RE : Re: [CR]Wheels make you faster, not frames

(Example: Racing:Roger de Vlaeminck)

Date: Sat, 22 Sep 2007 21:05:20 +0200 (CEST)
From: "nick Bordo" <>
Subject: RE : Re: [CR]Wheels make you faster, not frames

I'll have to check with someone cleverer othan me about that one, I'm not quite convinced about the same total surface contact area on similar structure/pressure tyres of different widths. Were one to take that to it's logical conclusion, you'd be faster on a bald MTB tire than a sewup. If you are right, I shall be shaving the treads off Knoblies with a razor and using those, because wider and higher tires are awful useful for riding bikes down steps and through flowerbeds. I am saying thereby that a wide tire is a useful tool for a fast commuter.

What I will go along with though is that everything is a tradeoff. And that there are so many unknown variables and interactions that there are many solutions on the market, and many variations in build (less so now with the carbon stuff, they all look the same to me). Nick Bordo, Agen 47000 France a écrit : Tires are getting wider because rolling resistance, all else equal, is lower for wider tires (assuming identical casing and pressure). Of course we run wide tires at lower pressures, but the inverse of this statement is that it is possible to have a wide tire at lower pressure deliver the same rolling resistance as a skinny tire at high pressure - but the comfort is much greater on the wide tire!

So again, why aren't all race bikes using wide tires? Because everthing is a trade-off.
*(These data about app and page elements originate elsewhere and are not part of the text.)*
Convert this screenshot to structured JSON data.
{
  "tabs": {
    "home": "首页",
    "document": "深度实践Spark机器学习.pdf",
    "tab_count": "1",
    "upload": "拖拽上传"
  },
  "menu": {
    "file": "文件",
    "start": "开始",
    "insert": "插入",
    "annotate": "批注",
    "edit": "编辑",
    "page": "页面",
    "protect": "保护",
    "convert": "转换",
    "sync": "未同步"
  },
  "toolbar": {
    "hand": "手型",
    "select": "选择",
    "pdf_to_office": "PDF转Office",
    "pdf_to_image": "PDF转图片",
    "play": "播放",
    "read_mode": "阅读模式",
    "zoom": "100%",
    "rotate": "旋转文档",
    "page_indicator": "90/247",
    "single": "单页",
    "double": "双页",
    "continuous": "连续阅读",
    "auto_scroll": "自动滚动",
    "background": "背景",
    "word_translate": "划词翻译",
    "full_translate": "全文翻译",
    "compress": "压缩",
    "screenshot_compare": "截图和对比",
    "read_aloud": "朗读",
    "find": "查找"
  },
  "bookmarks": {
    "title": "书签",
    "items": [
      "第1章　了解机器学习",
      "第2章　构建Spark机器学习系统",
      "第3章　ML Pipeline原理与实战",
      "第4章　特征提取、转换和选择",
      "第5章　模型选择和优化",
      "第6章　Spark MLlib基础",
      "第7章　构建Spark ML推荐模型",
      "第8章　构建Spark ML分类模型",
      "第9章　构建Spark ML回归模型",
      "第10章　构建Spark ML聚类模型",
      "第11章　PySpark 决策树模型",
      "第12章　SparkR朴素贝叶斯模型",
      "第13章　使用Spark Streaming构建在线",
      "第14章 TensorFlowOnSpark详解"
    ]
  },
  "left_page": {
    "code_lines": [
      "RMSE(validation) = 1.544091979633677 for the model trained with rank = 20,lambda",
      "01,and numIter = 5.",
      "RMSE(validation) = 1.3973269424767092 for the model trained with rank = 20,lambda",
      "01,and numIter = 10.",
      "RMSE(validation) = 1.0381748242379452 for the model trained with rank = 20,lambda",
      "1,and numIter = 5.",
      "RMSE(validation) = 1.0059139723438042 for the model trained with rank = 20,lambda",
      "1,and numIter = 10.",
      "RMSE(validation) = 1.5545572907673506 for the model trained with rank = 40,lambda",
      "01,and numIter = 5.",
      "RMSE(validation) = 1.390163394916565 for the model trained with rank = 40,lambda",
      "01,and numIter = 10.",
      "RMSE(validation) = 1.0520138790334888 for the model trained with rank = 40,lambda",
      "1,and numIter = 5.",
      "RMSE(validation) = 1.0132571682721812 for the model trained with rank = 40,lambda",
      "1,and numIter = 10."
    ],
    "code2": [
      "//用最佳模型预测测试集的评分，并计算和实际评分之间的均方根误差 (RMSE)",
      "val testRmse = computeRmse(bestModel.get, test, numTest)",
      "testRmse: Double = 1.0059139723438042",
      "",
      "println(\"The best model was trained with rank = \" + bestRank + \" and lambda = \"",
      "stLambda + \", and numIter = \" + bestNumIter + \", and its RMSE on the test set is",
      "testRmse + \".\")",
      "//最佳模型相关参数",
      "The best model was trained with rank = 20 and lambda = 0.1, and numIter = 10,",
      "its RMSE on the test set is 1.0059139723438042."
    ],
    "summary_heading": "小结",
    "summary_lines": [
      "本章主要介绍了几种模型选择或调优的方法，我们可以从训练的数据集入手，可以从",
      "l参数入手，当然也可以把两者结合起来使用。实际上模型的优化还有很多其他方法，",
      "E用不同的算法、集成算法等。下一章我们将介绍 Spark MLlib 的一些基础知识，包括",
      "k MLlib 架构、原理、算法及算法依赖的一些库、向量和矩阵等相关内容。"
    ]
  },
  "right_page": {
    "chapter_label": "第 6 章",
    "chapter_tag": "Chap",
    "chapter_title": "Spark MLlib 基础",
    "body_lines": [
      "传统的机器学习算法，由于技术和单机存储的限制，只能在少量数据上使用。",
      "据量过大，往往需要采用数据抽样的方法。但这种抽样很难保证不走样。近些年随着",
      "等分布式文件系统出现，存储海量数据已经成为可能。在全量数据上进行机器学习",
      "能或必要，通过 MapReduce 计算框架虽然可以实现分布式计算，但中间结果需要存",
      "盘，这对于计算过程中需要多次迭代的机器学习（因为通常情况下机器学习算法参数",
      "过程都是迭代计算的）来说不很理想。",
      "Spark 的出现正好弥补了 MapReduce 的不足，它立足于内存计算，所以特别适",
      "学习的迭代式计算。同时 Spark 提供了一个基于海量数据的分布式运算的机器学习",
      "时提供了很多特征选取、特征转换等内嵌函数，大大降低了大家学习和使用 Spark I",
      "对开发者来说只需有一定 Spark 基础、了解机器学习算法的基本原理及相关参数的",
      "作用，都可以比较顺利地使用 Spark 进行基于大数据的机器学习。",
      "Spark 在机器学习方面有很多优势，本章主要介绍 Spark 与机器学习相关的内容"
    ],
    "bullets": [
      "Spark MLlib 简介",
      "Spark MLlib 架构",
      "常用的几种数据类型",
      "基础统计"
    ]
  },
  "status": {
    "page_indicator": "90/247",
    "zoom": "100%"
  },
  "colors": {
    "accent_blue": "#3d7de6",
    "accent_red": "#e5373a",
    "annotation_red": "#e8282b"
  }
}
Wider tires are heavier and have greater wind resistance. And acceleration is most important for those in a race. So where the typical non-competitive rider is best on a 25mm to perhaps 30mm 700c, the racer may go a big narrower. But the 19mm and 20mm tires were just too silly - the weight and aero benefits even for many pro riders to not overcome the relatively high rolling resistance such a tire yields.

Now if the road is increadibly smooth, and the rider's speed is extreamly high, very narrow tires might become optimal. Its all a math problem. Folks just get tripped up because they often don't understand that rolling resistance is caused by the tire forming the contact patch, and that wide "short" (with wide tires)contact patches are easier to form that skinny long (with skinny tires) ones.

And finally, one must remember that while heavy wheels are difficult to accelerate, they carry more momentum and don't deaccelerate as easily. That is why for time trial events at steady high speeds, wheel weight is actually far less important than rolling resistance or tire pressure. I also never understood why heavy aero wheels caught on years ago because I didn't think about the physics correctly - its because for a relatively flat time trial situation, rotating weight is Both friend and foe - so it really doesn't matter much!

Mike Kone in Boulder CO

Ne gardez plus qu'une seule adresse mail ! Copiez vos mails vers Yahoo! Mail